• _Your goal_: Please retype the data below line for line and leave out every picture.

• _Task inputs_:

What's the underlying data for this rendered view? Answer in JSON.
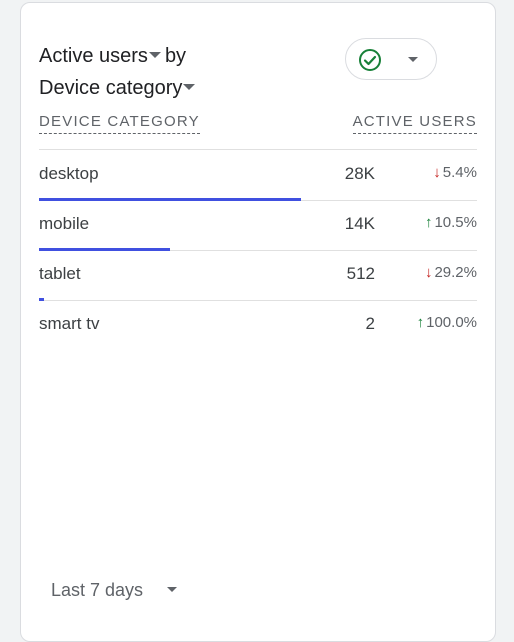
{
  "card": {
    "title_metric": "Active users",
    "title_by": "by",
    "title_dimension": "Device category",
    "status_icon": "check-circle-icon",
    "status_color": "#188038"
  },
  "table": {
    "col_dimension": "DEVICE CATEGORY",
    "col_metric": "ACTIVE USERS",
    "rows": [
      {
        "name": "desktop",
        "value": "28K",
        "change": "5.4%",
        "direction": "down",
        "share": 1.0
      },
      {
        "name": "mobile",
        "value": "14K",
        "change": "10.5%",
        "direction": "up",
        "share": 0.5
      },
      {
        "name": "tablet",
        "value": "512",
        "change": "29.2%",
        "direction": "down",
        "share": 0.018
      },
      {
        "name": "smart tv",
        "value": "2",
        "change": "100.0%",
        "direction": "up",
        "share": 0.0001
      }
    ]
  },
  "footer": {
    "date_range": "Last 7 days"
  },
  "colors": {
    "bar": "#4050e0",
    "up": "#188038",
    "down": "#c5221f"
  }
}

• _Exercise solution_:
What's the underlying data for this rendered view? Answer in JSON.
{
  "card": {
    "title_metric": "Active users",
    "title_by": "by",
    "title_dimension": "Device category",
    "status_icon": "check-circle-icon",
    "status_color": "#188038"
  },
  "table": {
    "col_dimension": "DEVICE CATEGORY",
    "col_metric": "ACTIVE USERS",
    "rows": [
      {
        "name": "desktop",
        "value": "28K",
        "change": "5.4%",
        "direction": "down",
        "share": 1.0
      },
      {
        "name": "mobile",
        "value": "14K",
        "change": "10.5%",
        "direction": "up",
        "share": 0.5
      },
      {
        "name": "tablet",
        "value": "512",
        "change": "29.2%",
        "direction": "down",
        "share": 0.018
      },
      {
        "name": "smart tv",
        "value": "2",
        "change": "100.0%",
        "direction": "up",
        "share": 0.0001
      }
    ]
  },
  "footer": {
    "date_range": "Last 7 days"
  },
  "colors": {
    "bar": "#4050e0",
    "up": "#188038",
    "down": "#c5221f"
  }
}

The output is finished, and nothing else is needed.